See also[]


  1. 1.0 1.1 1.2 1.3 Gaertner, S. L., Dovidio, J. F., Anastasio, P. A., Bachman, B. A., & Rust, M. C. (1993). The Common Ingroup Identity Model: Recategorization and the reduction of intergroup Bias. European Review of Social Psychology, 4, 1-26.
  2. 2.0 2.1 Gaertner, S. L., & Dovidio, J. F. (2000). Reducing intergroup bias: The common ingroup identity model. Philadelphia, PA: Psychology Press.
  3. 3.0 3.1 Gaertner, S. L., Rust, M., Dovidio, J. F., Bachman, B. A., & Anastasio, P. A. (1994). The contact hypothesis: The role of common ingroup identity on reducing intergroup bias. Small Group Research, 25, 224-249.
  4. Gaertner, S. L., Dovidio, J. F., & Bachman, B. A. (1996). Revisiting the Contact Hypothesis: The induction of a Common Ingroup Identity. International Journal of Intercultural Relations, 20, 271-290.
  5. Banker, B. S. (1993). An intergroup model of organizational mergers. Unpublished PhD dissertation, Department of Psychology, University of Delaware, Newark.
  6. Banker, B. S., & Gaertner, S. L. (1996). Achieving step-family harmony: An intergroup relations approach. Journal of Family Psychology, 12, 310-325.
  7. 7.0 7.1 7.2 7.3 Nier, J. A., Gaertner, S. L., Dovidio, J. F., Banker, B. S., & Ward, C. M. (2001). Changing interracial evaluations and behavior: The effects of a common group identity. Group Processes and Intergroup Relations, 4, 299-316.
  8. Hewston, M. (1996). Contact and categorization: Social psychological interventions to change intergroup relations. In C. N. Macrae, C. Stangor, & M. Hewstone (Eds.), Stereotypes and stereotyping (pp. 323-368). New York: Guilford.
  9. Nier, J.L., Gaertner, S. L., Dovidio, J. F., Banker, B. S. & Ward, C. M. (1999). Changing interracial evaluations, affective reactions, and behavior: The effects of a common group identity. Unpublished manuscript, Department of Psychology, Connecticut College, New London CT.
  10. Sidanius, J., Pratto, F., Martin, M., & Stallworth, L. (1991). Consensual racism and career track: Some implications of social dominance theory. Political Psychology, 12, 691 – 721.
  11. Wagner, U., & Zick, A. (1995). The relation of formal education to ethnic prejudice: Its reliability, validity and explanation. European Journal of Social Psychology, 25, 41 – 56.
  12. Levin, S., Sinclair, S., Sidanius, J., Van Laar, C., Ethnic and University Identities across the College Years: A Common In-Group Identity Perspectice. Journal of Social Issues. Vol. 65, No. 2 2009. 287-306
  13. 13.0 13.1 Dach-Gruschow, K., Hong, Y. (2006). The Racial Divide in Response to the Aftermath of Katrina: A Boundary Condition for Common Ingroup Identity Model. Analyses of Social Issues and Public Policy, Vol. 6, No. 1, 2006, 125-141

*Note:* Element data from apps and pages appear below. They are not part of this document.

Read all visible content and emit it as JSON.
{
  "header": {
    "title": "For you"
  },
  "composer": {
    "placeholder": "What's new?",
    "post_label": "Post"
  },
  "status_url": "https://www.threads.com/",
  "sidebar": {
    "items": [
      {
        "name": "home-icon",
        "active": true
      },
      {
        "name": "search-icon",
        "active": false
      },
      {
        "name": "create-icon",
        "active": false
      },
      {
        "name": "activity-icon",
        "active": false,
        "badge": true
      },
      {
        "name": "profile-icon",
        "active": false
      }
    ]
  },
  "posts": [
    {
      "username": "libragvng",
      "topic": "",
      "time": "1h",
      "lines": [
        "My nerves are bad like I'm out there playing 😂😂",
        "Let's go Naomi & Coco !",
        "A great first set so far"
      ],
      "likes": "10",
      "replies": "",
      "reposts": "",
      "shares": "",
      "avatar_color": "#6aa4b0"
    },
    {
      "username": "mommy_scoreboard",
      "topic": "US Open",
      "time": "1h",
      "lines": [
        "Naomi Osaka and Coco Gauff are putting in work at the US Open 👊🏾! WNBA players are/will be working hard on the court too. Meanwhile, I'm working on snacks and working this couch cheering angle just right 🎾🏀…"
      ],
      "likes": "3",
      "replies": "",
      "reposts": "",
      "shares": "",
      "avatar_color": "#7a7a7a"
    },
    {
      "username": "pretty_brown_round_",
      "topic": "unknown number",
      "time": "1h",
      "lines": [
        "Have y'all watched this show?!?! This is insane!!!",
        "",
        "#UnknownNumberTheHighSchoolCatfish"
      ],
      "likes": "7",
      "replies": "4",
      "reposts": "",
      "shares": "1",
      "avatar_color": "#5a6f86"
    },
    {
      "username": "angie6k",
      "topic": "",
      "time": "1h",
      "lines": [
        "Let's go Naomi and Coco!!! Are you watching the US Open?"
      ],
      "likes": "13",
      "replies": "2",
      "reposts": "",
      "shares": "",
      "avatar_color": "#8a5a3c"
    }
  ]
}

  14. USA TODAY/CNN GALLUP. (2005). USA TODAY/CNN GALLUP POLL. Retrieved 10/27, 2005 from
  15. RODRIGUEZ-CARBALLEIRA, A., JAVALOY, F. (2005). Psychosocial Analysis of the Collective Processes in the United States After September 11. Conflict Management and Peace Science, 22:1–16, 2005
This page uses Creative Commons Licensed content from Wikipedia (view authors).